> **What to work on**
Below are the records; copy every line in them that holds the string "Default".

== Material for this task ==

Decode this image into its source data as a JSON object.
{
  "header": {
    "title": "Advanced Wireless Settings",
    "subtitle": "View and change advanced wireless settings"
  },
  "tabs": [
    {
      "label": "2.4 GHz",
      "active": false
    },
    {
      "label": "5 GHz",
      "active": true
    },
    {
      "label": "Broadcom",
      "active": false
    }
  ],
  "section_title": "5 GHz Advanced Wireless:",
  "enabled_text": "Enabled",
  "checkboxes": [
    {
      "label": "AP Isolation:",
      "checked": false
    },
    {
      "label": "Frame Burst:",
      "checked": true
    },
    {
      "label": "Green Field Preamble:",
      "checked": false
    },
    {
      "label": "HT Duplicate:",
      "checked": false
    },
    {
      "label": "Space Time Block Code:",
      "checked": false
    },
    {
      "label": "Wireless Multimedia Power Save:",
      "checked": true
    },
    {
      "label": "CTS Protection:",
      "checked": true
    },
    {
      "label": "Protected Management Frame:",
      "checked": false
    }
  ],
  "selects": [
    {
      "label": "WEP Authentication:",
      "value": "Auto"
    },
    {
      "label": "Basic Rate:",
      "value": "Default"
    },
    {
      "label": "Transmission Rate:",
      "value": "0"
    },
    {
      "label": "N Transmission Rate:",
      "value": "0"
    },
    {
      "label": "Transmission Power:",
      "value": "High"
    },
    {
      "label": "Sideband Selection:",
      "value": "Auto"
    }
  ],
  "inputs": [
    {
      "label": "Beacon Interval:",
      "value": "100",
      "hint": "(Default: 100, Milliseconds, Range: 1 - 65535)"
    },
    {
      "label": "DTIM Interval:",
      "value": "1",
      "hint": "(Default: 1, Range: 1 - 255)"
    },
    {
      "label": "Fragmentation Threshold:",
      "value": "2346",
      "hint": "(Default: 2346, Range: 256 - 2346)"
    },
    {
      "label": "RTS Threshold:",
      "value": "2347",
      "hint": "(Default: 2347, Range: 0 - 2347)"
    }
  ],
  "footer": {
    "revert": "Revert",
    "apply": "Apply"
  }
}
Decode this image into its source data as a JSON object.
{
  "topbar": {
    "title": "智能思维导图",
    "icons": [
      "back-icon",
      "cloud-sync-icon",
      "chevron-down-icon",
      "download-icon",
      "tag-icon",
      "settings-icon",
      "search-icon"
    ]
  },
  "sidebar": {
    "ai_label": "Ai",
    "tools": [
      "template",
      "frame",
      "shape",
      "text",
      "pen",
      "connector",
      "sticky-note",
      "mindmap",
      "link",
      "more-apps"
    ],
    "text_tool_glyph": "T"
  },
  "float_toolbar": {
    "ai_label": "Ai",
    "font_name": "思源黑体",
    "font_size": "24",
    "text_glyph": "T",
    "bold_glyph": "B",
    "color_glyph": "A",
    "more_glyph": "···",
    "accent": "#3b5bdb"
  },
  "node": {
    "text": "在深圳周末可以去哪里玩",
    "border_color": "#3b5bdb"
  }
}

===

> **Reply**
      "value": "Default"
      "hint": "(Default: 100, Milliseconds, Range: 1 - 65535)"
      "hint": "(Default: 1, Range: 1 - 255)"
      "hint": "(Default: 2346, Range: 256 - 2346)"
      "hint": "(Default: 2347, Range: 0 - 2347)"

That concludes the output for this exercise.